Basic Research in Cardiology

, Volume 102, Issue 5, pp 369–392

Excitation-contraction coupling and mitochondrial energetics


DOI: 10.1007/s00395-007-0666-z

Cite this article as:
Maack, C. & O'Rourke, B. Basic Res Cardiol (2007) 102: 369. doi:10.1007/s00395-007-0666-z


Cardiac excitation-contraction (EC) coupling consumes vast amounts of cellular energy, most of which is produced in mitochondria by oxidative phosphorylation. In order to adapt the constantly varying workload of the heart to energy supply, tight coupling mechanisms are essential to maintain cellular pools of ATP, phosphocreatine and NADH. To our current knowledge, the most important regulators of oxidative phosphorylation are ADP, Pi, and Ca2+. However, the kinetics of mitochondrial Ca2+-uptake during EC coupling are currently a matter of intense debate. Recent experimental findings suggest the existence of a mitochondrial Ca2+ microdomain in cardiac myocytes, justified by the close proximity of mitochondria to the sites of cellular Ca2+ release, i. e., the ryanodine receptors of the sarcoplasmic reticulum. Such a Ca2+ microdomain could explain seemingly controversial results on mitochondrial Ca2+ uptake kinetics in isolated mitochondria versus whole cardiac myocytes. Another important consideration is that rapid mitochondrial Ca2+ uptake facilitated by microdomains may shape cytosolic Ca2+ signals in cardiac myocytes and have an impact on energy supply and demand matching. Defects in EC coupling in chronic heart failure may adversely affect mitochondrial Ca2+ uptake and energetics, initiating a vicious cycle of contractile dysfunction and energy depletion. Future therapeutic approaches in the treatment of heart failure could be aimed at interrupting this vicious cycle.

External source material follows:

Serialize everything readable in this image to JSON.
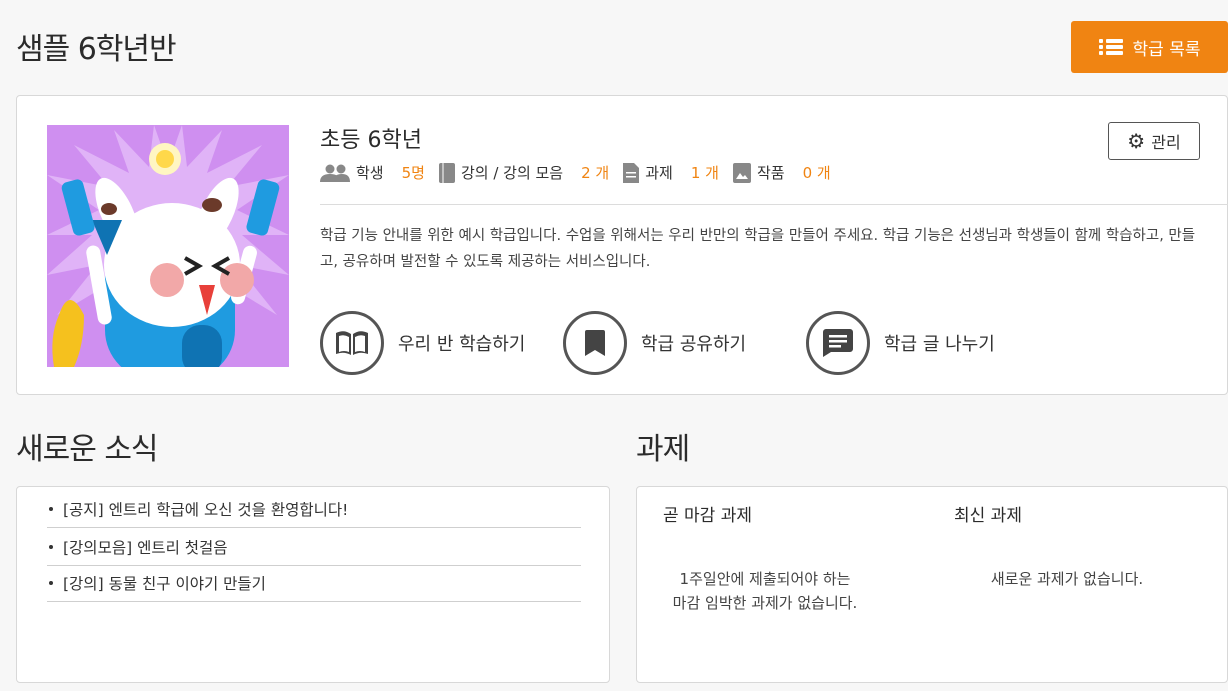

Key words

calcium sodium microdomain heart failure adenosine triphosphate adenosine diphosphate respiration tricarboxylic acid cycle 

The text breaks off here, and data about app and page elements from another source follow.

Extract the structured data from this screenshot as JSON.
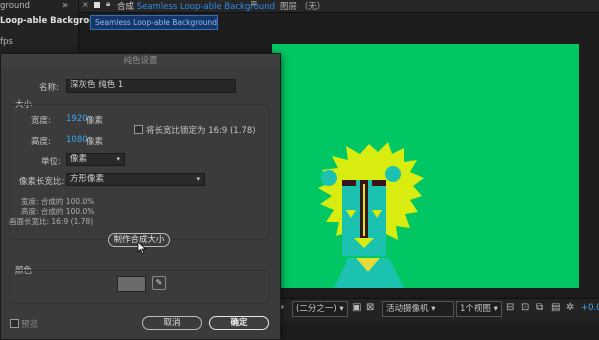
{
  "project_panel": {
    "items": [
      "ground",
      "Loop-able Background ▾",
      "fps"
    ]
  },
  "top_tab": {
    "prefix": "合成",
    "title": "Seamless Loop-able Background",
    "layer_label": "图层 （无）",
    "subtab": "Seamless Loop-able Background"
  },
  "viewer_toolbar": {
    "zoom_ratio": "(二分之一)",
    "camera": "活动摄像机",
    "views": "1个视图",
    "offset": "+0.0"
  },
  "dialog": {
    "title": "纯色设置",
    "name_label": "名称:",
    "name_value": "深灰色 纯色 1",
    "size_label": "大小",
    "width_label": "宽度:",
    "width_value": "1920",
    "width_unit": "像素",
    "height_label": "高度:",
    "height_value": "1080",
    "height_unit": "像素",
    "lock_label": "将长宽比锁定为 16:9 (1.78)",
    "units_label": "单位:",
    "units_value": "像素",
    "pixel_aspect_label": "像素长宽比:",
    "pixel_aspect_value": "方形像素",
    "info_width": "宽度: 合成的 100.0%",
    "info_height": "高度: 合成的 100.0%",
    "info_frame": "画面长宽比: 16:9 (1.78)",
    "make_comp_size": "制作合成大小",
    "color_label": "颜色",
    "preview_label": "预览",
    "cancel": "取消",
    "ok": "确定"
  },
  "colors": {
    "canvas_bg": "#00c763",
    "mane": "#d8ec10",
    "face": "#1cc2b0",
    "swatch": "#6b6b6b",
    "accent_blue": "#39a6f0"
  }
}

Copyright information

© Steinkopff Verlag 2007

Authors and Affiliations

  1. 1.Klinik für Innere Medizin IIIUniversitätsklinikum des SaarlandesHomburg/SaarGermany
  2. 2.Johns Hopkins UniversityInstitute of Molecular Cardiobiology, Division of CardiologyBaltimore (MD)USA